Economic data play an essential role in forex trading because they provide measures of the state of the economy. These numbers are used in fundamental analysis, which is one of the three methods that traders use to predict where a currency pair will move to.
In this article, we will focus on inflation data. We will explain what it is and how it works, how to use it in trading, and why it forms an essential role in fundamental analysis.
What is inflation?
Inflation refers to the overall change in the cost of items that people buy. These items include food, tobacco, alcoholic beverages, furniture, clothing, and gasoline, among others. Inflation happens when the price of an item rises in a given period.
For example, if a dress costs $100 today and $120 in the next two months, the change in price is 20%. In this case, if you have $100 today, you can get the dress. But because of inflation, you will not be able to afford the dress in two months if you only have $100.
Inflation is an important concept because it means that, over time, the value of a fiat currency like the US dollar or the euro will always go down. For example, in the 1950s, $100 was enough money for rent in some American cities. Today, it is almost impossible to pay for rent using the same amount.
The opposite of inflation is known as deflation. It is simply the situation where prices of items are falling. While many consumers would prefer a situation of lower costs, in reality, deflation is not the desired situation. For one, it is usually a sign that the economy is not doing well since demand is low. Also, it usually leads to a higher unemployment rate since companies are fetching a smaller amount of money for their goods.

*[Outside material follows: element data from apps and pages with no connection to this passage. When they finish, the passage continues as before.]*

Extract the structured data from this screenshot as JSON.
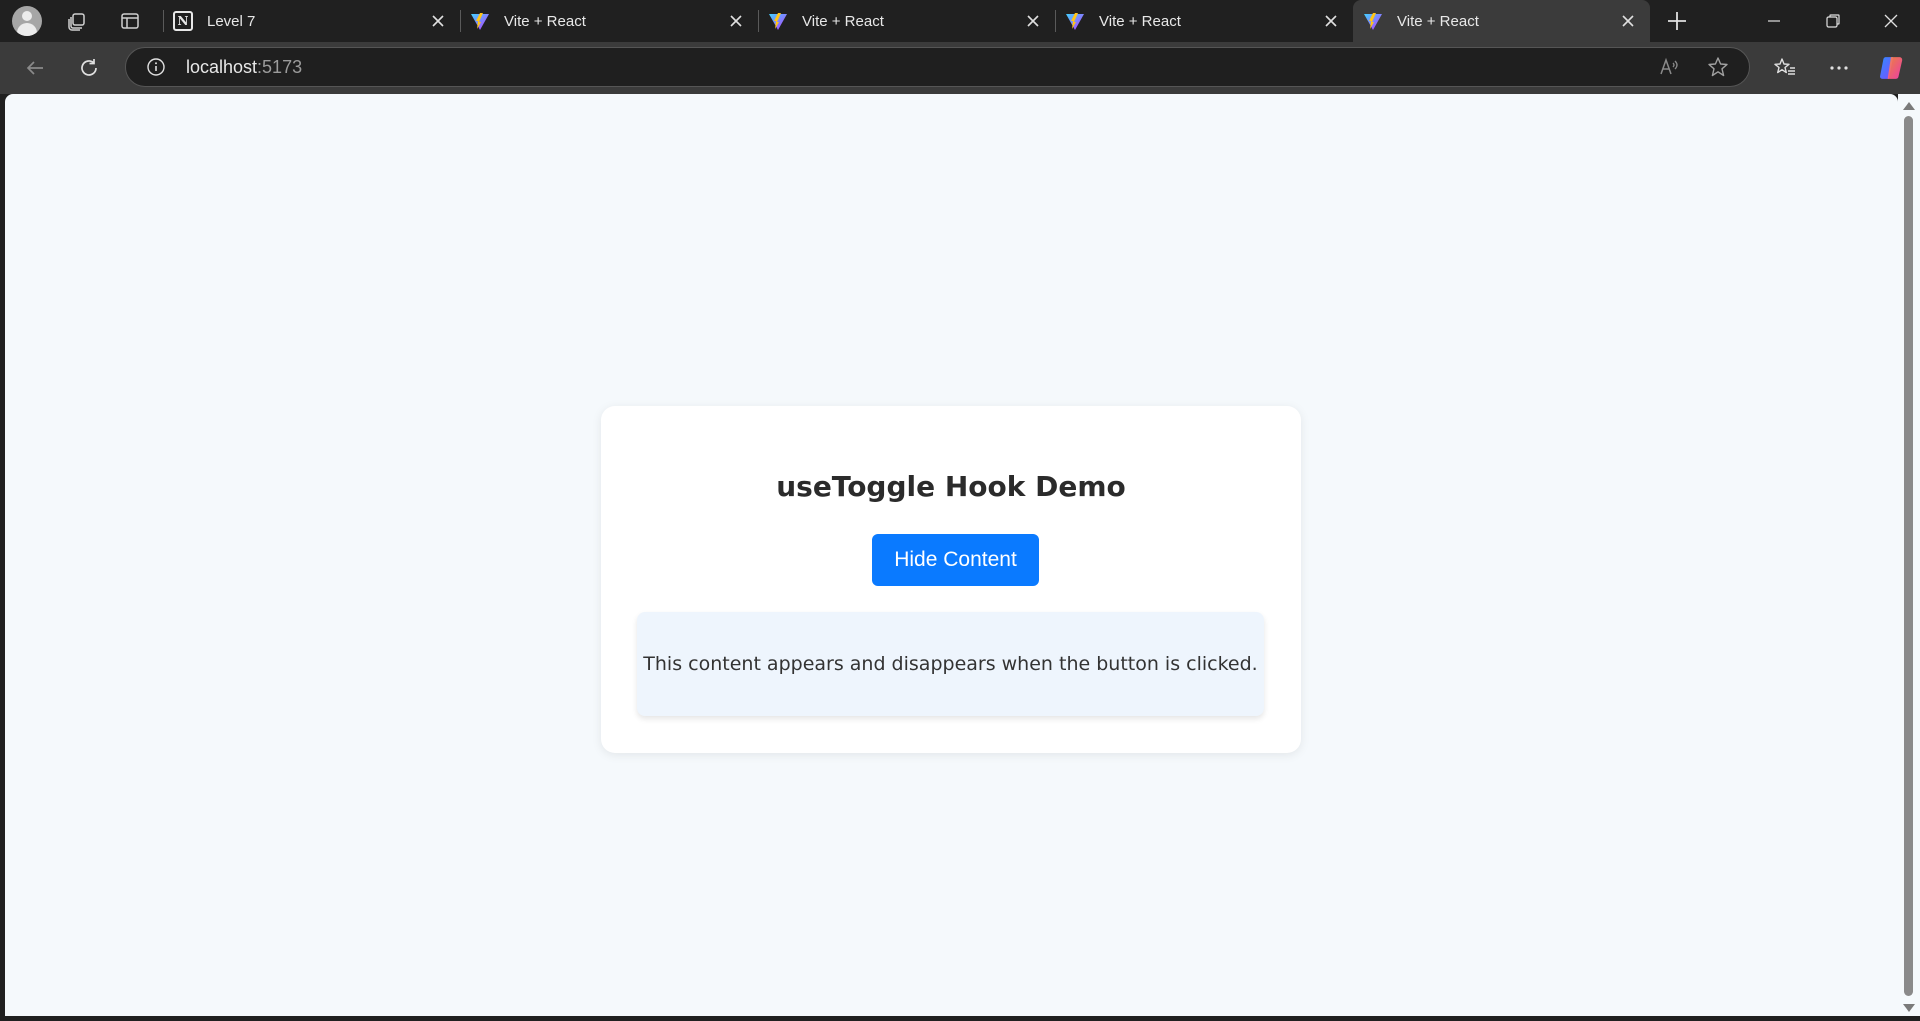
{
  "browser": {
    "tabs": [
      {
        "title": "Level 7",
        "favicon": "notion-icon",
        "active": false
      },
      {
        "title": "Vite + React",
        "favicon": "vite-icon",
        "active": false
      },
      {
        "title": "Vite + React",
        "favicon": "vite-icon",
        "active": false
      },
      {
        "title": "Vite + React",
        "favicon": "vite-icon",
        "active": false
      },
      {
        "title": "Vite + React",
        "favicon": "vite-icon",
        "active": true
      }
    ],
    "address": {
      "host": "localhost",
      "port": ":5173"
    },
    "colors": {
      "frame": "#202020",
      "toolbar": "#3b3b3b",
      "page_background": "#f5f9fc",
      "accent_button": "#0a7aff"
    }
  },
  "page": {
    "title": "useToggle Hook Demo",
    "toggle_button_label": "Hide Content",
    "content_text": "This content appears and disappears when the button is clicked."
  }
}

Another term in measuring inflation in a country is known as stagflation. It refers to a situation when high inflation is accompanied by a high unemployment rate. It is one of the worst situations that a country can be in.
Inflation and unemployment rate relationship
In carrying out economic analysis, economists have found a close relationship between a country’s unemployment rate and inflation. For starters, the unemployment rate refers to the percentage of people of working age who are not working.
A concept known as Philip’s curve has been developed. Essentially, the argument is that a low level of unemployment rate leads to a higher rate of inflation. The argument of this is relatively simple. When the unemployment rate falls, it triggers companies to increase their wages. As a result, this leads to more consumption, which, in turn, leads to higher demand and then higher cost.
Still, at times, because of external factors, Philip’s curve does not work. A good example of this is in countries like Japan and Switzerland. While these countries have a history of low unemployment rates, their inflation rate has always been low. At the time of writing, Japan has an unemployment rate of about 2.9%, while its inflation is almost zero.
The Japanese situation is relatively easy to explain. See, the country’s labor market is relatively different from that of other countries since people tend to remain with the same employer for many years. At the same time, consumer spending tends to be low because of the aging population.
The impact of inflation data in Forex market
Forex traders often focus on inflation because of its impact on interest rates, which are usually set by a country’s central bank. Central banks like the Federal Reserve, European Central Bank (ECB), and the Bank of England (BOE) are given the mandate of ensuring that the unemployment rate remains low and that inflation is steady.
Therefore, a closer look at a country’s inflation is a good gauge of what to expect from a central bank. In most cases, a higher inflation rate leads to higher interest rates or a hawkish central bank. On the other hand, a lower inflation rate tends to lead to a dovish central bank. This is important since actions by a central bank are the most important movers of currency pairs.
There are several gauges of inflation that forex traders look at, including:
- Consumer price index (CPI) – CPI measures the overall change of prices of most items like fuel and furniture. Many countries, like the US and UK, usually publish this data every month.
- Producer price index (PPI) – The PPI measures inflation from the angle of a producer. In most cases, higher PPI data tends to translate to a higher CPI rate.
- Personal consumption index (PCI) – This data comes from the United States only. The number shows the overall increase in individual consumption. A higher figure is a sign of higher inflation.
- Retail sales – The economic indicator measures the volume of goods sold in a certain period. In most cases, countries publish these numbers every month. Higher retail sales are a sign that consumers are increasing their spending. As a result, it is a sign that consumer prices will keep rising.
- Wholesale price index (WPI) – WPI measures the change of prices of goods sold by wholesalers. While it is an important number, it is not tracked closely by investors.
How to trade using inflation data
Trading using inflation numbers is a relatively simple thing. First, you need to be aware of when the data is coming out. The economic calendar will help you know when this data will be released.
Second, you need to have the historical context of inflation. For example, you should know what the central bank said about inflation recently.
Sometimes, strong inflation data can be accompanied by a little change in a currency pair. For example, if the Fed has committed not to hike rates for a while, the short-term inflation data will not have a major impact.
Third, you should factor in inflation expectations. Some of the most popular inflation expectation numbers are bond yields and the five-year breakeven point.
As a trader, you cannot ignore the concept of inflation since it is one of the most important data in the economic calendar. In this article, we have looked at what inflation is, the concept of Philip’s curve, the key inflation gauges, and some of the key steps to use when using the data to trade.